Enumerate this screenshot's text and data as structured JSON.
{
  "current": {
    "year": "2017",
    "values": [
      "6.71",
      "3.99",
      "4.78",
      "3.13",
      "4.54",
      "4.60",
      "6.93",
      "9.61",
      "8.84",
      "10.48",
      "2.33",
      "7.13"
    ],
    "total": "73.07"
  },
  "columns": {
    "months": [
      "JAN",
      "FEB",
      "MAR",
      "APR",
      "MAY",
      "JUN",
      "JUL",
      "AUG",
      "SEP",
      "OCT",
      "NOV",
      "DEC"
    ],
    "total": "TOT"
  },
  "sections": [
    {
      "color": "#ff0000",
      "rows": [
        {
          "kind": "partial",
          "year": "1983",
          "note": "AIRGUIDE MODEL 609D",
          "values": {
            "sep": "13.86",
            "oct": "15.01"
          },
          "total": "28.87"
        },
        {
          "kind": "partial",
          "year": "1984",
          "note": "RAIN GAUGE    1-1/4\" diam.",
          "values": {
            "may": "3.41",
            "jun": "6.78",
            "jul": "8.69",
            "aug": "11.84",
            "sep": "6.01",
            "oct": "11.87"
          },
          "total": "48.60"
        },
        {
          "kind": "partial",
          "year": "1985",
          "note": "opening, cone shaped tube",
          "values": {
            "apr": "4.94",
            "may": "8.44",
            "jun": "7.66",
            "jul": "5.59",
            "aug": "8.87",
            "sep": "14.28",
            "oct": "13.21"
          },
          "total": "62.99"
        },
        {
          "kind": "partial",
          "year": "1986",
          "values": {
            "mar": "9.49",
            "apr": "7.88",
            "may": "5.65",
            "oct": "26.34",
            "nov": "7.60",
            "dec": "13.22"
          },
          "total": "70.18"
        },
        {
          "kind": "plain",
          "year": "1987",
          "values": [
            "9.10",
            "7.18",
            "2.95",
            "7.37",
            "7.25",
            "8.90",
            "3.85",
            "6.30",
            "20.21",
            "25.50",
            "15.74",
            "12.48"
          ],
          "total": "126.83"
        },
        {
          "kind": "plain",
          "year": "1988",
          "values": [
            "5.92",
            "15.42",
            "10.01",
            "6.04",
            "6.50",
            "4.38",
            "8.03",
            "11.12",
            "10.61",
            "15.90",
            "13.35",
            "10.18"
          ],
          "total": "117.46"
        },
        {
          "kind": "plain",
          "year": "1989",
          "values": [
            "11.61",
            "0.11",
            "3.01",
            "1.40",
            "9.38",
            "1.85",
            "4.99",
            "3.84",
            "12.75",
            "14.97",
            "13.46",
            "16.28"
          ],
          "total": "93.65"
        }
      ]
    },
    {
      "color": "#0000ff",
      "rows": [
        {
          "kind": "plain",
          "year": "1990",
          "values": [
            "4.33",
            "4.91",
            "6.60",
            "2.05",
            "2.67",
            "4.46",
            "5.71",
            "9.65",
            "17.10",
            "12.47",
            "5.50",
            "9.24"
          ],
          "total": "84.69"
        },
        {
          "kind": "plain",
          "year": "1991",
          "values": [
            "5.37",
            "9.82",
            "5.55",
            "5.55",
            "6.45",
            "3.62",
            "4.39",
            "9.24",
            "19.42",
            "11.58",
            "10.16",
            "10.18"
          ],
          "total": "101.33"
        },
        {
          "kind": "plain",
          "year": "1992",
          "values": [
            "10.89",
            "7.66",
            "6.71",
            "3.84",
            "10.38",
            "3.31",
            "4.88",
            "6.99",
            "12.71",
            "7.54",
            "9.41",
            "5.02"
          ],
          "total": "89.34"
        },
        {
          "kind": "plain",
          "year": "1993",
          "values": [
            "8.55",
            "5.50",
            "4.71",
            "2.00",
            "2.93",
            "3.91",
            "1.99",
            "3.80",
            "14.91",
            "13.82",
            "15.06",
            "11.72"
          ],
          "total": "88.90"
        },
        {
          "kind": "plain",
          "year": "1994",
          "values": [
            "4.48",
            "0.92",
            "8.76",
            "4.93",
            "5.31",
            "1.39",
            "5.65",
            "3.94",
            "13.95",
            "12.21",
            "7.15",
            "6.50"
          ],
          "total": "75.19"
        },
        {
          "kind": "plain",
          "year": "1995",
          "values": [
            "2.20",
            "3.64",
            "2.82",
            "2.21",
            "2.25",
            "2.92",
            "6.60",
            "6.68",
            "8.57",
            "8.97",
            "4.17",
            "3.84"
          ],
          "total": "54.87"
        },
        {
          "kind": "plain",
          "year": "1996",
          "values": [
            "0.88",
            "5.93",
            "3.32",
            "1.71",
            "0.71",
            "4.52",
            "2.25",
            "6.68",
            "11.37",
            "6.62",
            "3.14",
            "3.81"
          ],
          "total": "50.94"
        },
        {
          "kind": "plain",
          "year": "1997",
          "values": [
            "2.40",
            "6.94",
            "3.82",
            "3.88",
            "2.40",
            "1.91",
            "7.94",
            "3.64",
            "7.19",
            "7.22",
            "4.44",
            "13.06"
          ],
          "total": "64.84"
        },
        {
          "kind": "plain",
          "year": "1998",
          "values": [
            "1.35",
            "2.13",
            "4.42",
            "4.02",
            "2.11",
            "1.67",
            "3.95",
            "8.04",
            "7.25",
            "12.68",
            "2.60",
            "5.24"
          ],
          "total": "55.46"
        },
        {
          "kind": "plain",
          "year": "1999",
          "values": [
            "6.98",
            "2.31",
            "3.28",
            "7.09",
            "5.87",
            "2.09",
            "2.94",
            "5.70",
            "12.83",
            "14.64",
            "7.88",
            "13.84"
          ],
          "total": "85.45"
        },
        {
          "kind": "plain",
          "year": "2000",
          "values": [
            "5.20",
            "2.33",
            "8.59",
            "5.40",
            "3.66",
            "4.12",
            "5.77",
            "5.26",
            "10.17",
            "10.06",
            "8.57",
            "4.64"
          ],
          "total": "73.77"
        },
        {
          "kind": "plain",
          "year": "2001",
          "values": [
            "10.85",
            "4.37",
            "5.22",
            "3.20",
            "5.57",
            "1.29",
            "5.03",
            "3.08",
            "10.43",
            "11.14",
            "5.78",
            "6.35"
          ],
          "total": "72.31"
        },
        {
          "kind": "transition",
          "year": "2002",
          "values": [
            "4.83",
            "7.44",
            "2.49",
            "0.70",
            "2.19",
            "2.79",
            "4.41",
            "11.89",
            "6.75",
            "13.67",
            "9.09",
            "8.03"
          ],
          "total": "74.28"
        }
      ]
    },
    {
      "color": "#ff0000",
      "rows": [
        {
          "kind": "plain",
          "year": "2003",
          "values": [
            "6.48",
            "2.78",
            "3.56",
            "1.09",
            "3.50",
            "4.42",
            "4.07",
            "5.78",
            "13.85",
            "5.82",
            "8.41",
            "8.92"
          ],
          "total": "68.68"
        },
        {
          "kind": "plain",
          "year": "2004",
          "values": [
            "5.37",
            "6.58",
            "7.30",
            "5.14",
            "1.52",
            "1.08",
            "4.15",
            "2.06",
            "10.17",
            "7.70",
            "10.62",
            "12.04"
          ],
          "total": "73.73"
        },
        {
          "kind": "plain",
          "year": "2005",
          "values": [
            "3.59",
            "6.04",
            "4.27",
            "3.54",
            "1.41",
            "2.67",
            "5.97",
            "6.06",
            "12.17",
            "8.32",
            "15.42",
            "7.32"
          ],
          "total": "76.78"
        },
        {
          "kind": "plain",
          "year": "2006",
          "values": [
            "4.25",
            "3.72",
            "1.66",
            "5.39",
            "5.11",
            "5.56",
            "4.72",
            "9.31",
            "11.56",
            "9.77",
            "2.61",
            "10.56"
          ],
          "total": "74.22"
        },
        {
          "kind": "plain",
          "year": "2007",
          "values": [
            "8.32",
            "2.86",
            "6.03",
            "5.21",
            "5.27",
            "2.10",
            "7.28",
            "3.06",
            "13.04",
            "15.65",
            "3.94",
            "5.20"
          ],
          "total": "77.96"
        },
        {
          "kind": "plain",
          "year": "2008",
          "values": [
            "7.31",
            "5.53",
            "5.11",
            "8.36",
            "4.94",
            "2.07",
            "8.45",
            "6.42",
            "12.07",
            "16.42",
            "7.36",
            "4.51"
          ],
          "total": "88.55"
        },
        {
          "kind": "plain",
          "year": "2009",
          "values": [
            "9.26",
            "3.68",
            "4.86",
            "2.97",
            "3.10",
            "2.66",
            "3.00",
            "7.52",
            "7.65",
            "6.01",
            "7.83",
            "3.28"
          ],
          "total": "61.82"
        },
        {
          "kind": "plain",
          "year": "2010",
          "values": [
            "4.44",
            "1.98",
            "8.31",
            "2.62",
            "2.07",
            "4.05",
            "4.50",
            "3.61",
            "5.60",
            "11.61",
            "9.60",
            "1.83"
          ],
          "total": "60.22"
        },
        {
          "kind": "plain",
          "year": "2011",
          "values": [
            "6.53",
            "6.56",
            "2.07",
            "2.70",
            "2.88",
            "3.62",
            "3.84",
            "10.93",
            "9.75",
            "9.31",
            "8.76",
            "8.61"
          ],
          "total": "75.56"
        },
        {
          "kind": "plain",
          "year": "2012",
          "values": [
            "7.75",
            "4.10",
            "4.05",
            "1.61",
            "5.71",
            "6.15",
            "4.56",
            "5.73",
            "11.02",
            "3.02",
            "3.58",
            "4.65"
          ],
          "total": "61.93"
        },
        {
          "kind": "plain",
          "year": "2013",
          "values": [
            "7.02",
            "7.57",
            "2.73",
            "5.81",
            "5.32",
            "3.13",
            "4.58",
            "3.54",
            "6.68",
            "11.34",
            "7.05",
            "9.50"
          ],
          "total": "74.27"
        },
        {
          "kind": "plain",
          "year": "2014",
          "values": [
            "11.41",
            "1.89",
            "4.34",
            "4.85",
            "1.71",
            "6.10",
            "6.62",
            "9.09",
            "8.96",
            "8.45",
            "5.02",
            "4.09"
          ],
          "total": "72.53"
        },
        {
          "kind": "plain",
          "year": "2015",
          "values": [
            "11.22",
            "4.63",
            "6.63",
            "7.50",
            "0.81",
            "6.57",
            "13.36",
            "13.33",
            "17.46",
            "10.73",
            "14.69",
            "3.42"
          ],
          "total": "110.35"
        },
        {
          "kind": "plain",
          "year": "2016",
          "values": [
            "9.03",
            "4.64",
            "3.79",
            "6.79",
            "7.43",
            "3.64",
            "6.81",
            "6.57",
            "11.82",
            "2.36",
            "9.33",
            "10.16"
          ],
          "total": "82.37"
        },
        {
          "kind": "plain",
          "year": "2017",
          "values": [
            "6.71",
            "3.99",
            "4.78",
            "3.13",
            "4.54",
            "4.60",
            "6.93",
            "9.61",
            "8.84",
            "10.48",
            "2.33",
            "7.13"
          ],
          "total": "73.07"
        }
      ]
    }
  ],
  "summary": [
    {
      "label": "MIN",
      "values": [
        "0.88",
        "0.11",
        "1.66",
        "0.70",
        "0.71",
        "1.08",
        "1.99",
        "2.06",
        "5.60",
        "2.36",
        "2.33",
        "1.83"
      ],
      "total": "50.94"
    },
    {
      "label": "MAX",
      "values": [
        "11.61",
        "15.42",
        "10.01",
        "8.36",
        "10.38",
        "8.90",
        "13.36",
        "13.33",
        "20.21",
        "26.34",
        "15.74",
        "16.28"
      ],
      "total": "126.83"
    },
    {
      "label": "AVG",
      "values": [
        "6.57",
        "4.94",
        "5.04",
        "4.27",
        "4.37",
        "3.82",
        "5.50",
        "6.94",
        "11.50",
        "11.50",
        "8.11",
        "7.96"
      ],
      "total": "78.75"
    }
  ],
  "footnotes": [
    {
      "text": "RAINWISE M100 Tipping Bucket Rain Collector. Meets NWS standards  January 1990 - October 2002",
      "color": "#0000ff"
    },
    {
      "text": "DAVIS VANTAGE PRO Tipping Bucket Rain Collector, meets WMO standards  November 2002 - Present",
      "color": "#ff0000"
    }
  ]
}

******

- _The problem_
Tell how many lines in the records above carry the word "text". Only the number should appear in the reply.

- _Answer below_
3